Designing for Inclusion and Advocating for Diversity: EDGE-crafters can be change-makers too!
by Bhargavi Ram
March 6, 2023
There is a demand for businesses to be perfect in the world we live in today. With the plethora of information available to consumers, we can use our voices to hold companies accountable for their lack of inclusivity or their unethical practices. Microsoft has an entire site dedicated to Inclusive Design with resources to learn how to be inclusive.
Their toolkits and booklets detail how we can change the organization of a company to improve their design processes. Design is in all aspects of a business and studying the design process can uncover places where a company could be doing better. Learning how we can be more inclusive and diverse can help to bring a company closer to its customers. As newcomers, we have a responsibility to advocate for inclusivity by bringing potential solutions and our own experiences to the table.
I started to attend Northeastern as an undeclared student and eventually decided to choose Marketing and UX Design as a combined major. This was the perfect decision for me as I was able to use my communication and people skills in both while honing the innate creative ability that I already possessed to learn how to take my strengths and use them in the professional world. I wanted to learn ways to enjoy the work that I was doing but also be challenged and push myself to try something unfamiliar. I learned during my first two co-ops at bluebird bio and Akamai Technologies that there were always ways that I could use design thinking to improve internal processes and communication between team members and it was always appreciated by my managers. Understanding how to synthesize information or improve the connections between the company and the customers is something that both marketing and design principles help to achieve. If the consumer doesn’t understand the offering, the company will fail.
My value to companies was always to use my learned skills in the design process to offer a new perspective on their teams to give insight to where they could be making changes to have more efficiency. In crafting my EDGE and thinking about my employability, I knew that I should talk about my design skills in a manner that shows my multidimensional interests and skills that set me apart from other candidates. I am also Indian and while I choose to believe that my employers can remain impartial about my background when making decisions, I know that this is a part of me that makes me unique and able to contribute to a diversity of thought. My experiences and diverse background in both culture and workplace experience are what give me an advantage when compared to others. Whether that is the reason I am hired or not, I feel that I should advocate for both inclusion and diversity wherever I go to make sure that I bring light to the problems that exist. I can be a catalyst for change and help those that can make change enact it to make sure that companies are designing with people, for people.
What is Inclusive Design? This type of design means incorporating a variety of perspectives and backgrounds to create something that everyone is welcome to use. Why is Inclusive Design important? Inclusivity expands the audience for a product by understanding the diversity of ways that people can interact with a product. Once we understand this, we can create the optimal customer experience for all.
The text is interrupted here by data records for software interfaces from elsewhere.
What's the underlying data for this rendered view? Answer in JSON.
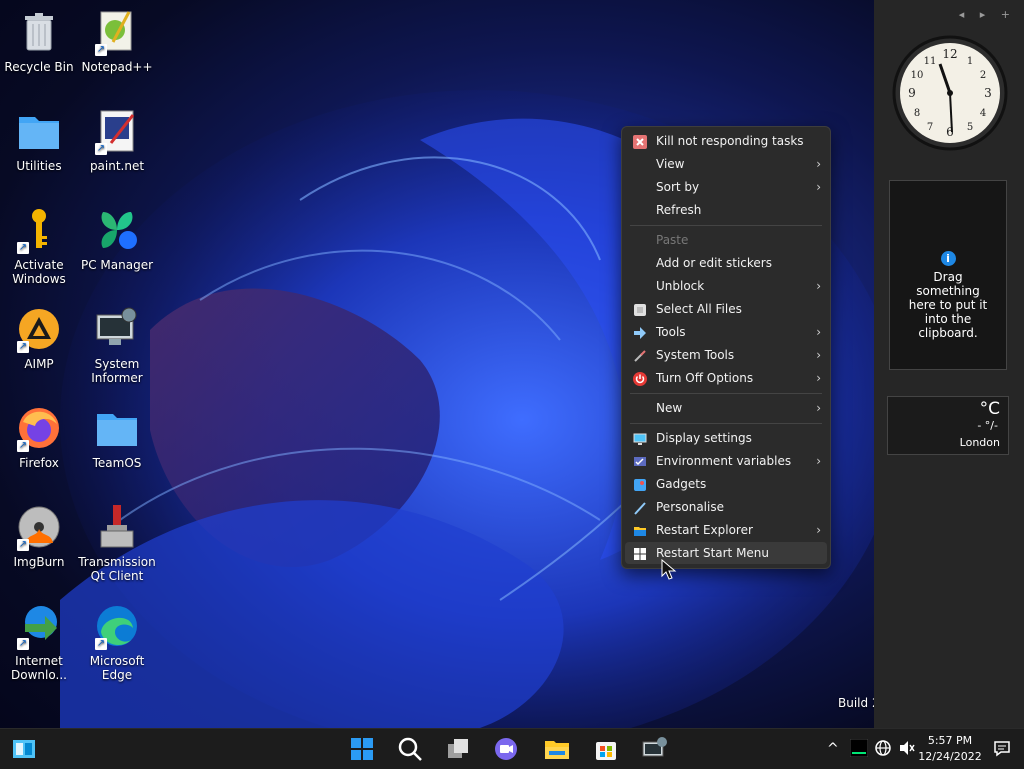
{
  "desktop": {
    "icons": [
      {
        "label": "Recycle Bin",
        "icon": "recycle-bin-icon"
      },
      {
        "label": "Notepad++",
        "icon": "notepadpp-icon"
      },
      {
        "label": "Utilities",
        "icon": "folder-icon"
      },
      {
        "label": "paint.net",
        "icon": "paintnet-icon"
      },
      {
        "label": "Activate Windows",
        "icon": "key-icon"
      },
      {
        "label": "PC Manager",
        "icon": "pc-manager-icon"
      },
      {
        "label": "AIMP",
        "icon": "aimp-icon"
      },
      {
        "label": "System Informer",
        "icon": "system-informer-icon"
      },
      {
        "label": "Firefox",
        "icon": "firefox-icon"
      },
      {
        "label": "TeamOS",
        "icon": "folder-icon"
      },
      {
        "label": "ImgBurn",
        "icon": "imgburn-icon"
      },
      {
        "label": "Transmission Qt Client",
        "icon": "transmission-icon"
      },
      {
        "label": "Internet Downlo...",
        "icon": "idm-icon"
      },
      {
        "label": "Microsoft Edge",
        "icon": "edge-icon"
      }
    ],
    "build_text": "Build 2"
  },
  "sidebar": {
    "nav": "◂ ▸ +",
    "clipboard_text": "Drag something here to put it into the clipboard.",
    "weather": {
      "unit": "°C",
      "value": "- °/-",
      "city": "London"
    }
  },
  "context_menu": {
    "items": [
      {
        "label": "Kill not responding tasks",
        "icon": "kill-icon",
        "submenu": false
      },
      {
        "label": "View",
        "submenu": true
      },
      {
        "label": "Sort by",
        "submenu": true
      },
      {
        "label": "Refresh",
        "submenu": false
      },
      {
        "label": "Paste",
        "submenu": false,
        "disabled": true
      },
      {
        "label": "Add or edit stickers",
        "submenu": false
      },
      {
        "label": "Unblock",
        "submenu": true
      },
      {
        "label": "Select All Files",
        "icon": "select-all-icon",
        "submenu": false
      },
      {
        "label": "Tools",
        "icon": "tools-icon",
        "submenu": true
      },
      {
        "label": "System Tools",
        "icon": "system-tools-icon",
        "submenu": true
      },
      {
        "label": "Turn Off Options",
        "icon": "power-icon",
        "submenu": true
      },
      {
        "label": "New",
        "submenu": true
      },
      {
        "label": "Display settings",
        "icon": "display-icon",
        "submenu": false
      },
      {
        "label": "Environment variables",
        "icon": "env-icon",
        "submenu": true
      },
      {
        "label": "Gadgets",
        "icon": "gadgets-icon",
        "submenu": false
      },
      {
        "label": "Personalise",
        "icon": "brush-icon",
        "submenu": false
      },
      {
        "label": "Restart Explorer",
        "icon": "explorer-icon",
        "submenu": true
      },
      {
        "label": "Restart Start Menu",
        "icon": "windows-icon",
        "submenu": false,
        "highlighted": true
      }
    ],
    "submenu_glyph": "›"
  },
  "taskbar": {
    "time": "5:57 PM",
    "date": "12/24/2022"
  },
  "colors": {
    "accent": "#1e88e5",
    "menu_bg": "#2b2b2b",
    "taskbar_bg": "#1c1c1c"
  }
}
You may ask, why should I be responsible for encouraging a company to change its practices? It can be so easy to put your ~40 hours in and finish your work and move on, but being in the majority of people, we must take care of those who can’t advocate for themselves. Consumers are demanding that companies market to all and not few. When a company has a product that clearly isn’t inclusive, the whole organization can be viewed as exclusive which could have a negative impact on the company performance. As the world that we live in becomes more integrated and accessible, companies need to meet the demand for representation and inclusivity that customers expect. There is so much that we can do as newcomers into the industry, and we must take advantage of this opportunity to give honest opinions and suggestions for improvement.
We can think about how new team members are trained and what could be better about the experience. We can think about how to bring outsiders into the company for a more comprehensive understanding of the customer journey and marketing process. We can ensure that those who are typically in the minority are represented in new designs and that when creating new offerings, that we are truly meeting their needs. We can also ask relevant questions to higher-ups to start the conversation and push for an organization that thinks about their consumers first. We can push for more focus groups and more rigorous testing before a product launch to be more confident in its success with all groups of people.
At the end of the day, the most important thing for a company to consider is respect for their potential customers. When a consumer feels respected, they are more likely to form brand loyalty and advocate for the company to others. These steps are general suggestions for ways that you can be a change-maker even as a newcomer anywhere you go.
- Recognize what audiences are currently not being served or represented
- Develop a diverse team that has a variety of experiences
- Provide an outlet for customer feedback and communication
- Make a commitment to long-term change throughout the entire company.
These can be ways to make sure that current and future offerings from any organization are inclusive. By starting a conversation with these steps in mind, we can help get the company to where it should be. Change starts at the individual level and where we are in our career is a really powerful place to be. With the right communication method and information to support you, you can really advocate for inclusivity and diversity in an effective way.
My EDGE, which consists of my core, trust and added value, are all amplified when I decided not only to advocate for myself but for those who aren’t able to do it for themselves.
About the Author
Bhargavi is graduating from Northeastern University with an undergraduate degree in marketing and experience design. With that degree she is starting her career at Akamai Technologies working on their Competitive Intelligence team and hopes to develop her knowledge of the cybersecurity industry and become a stronger leader. Outside of the professional world, she loves to play tennis and pickleball and enjoys being on the water at any chance she can get.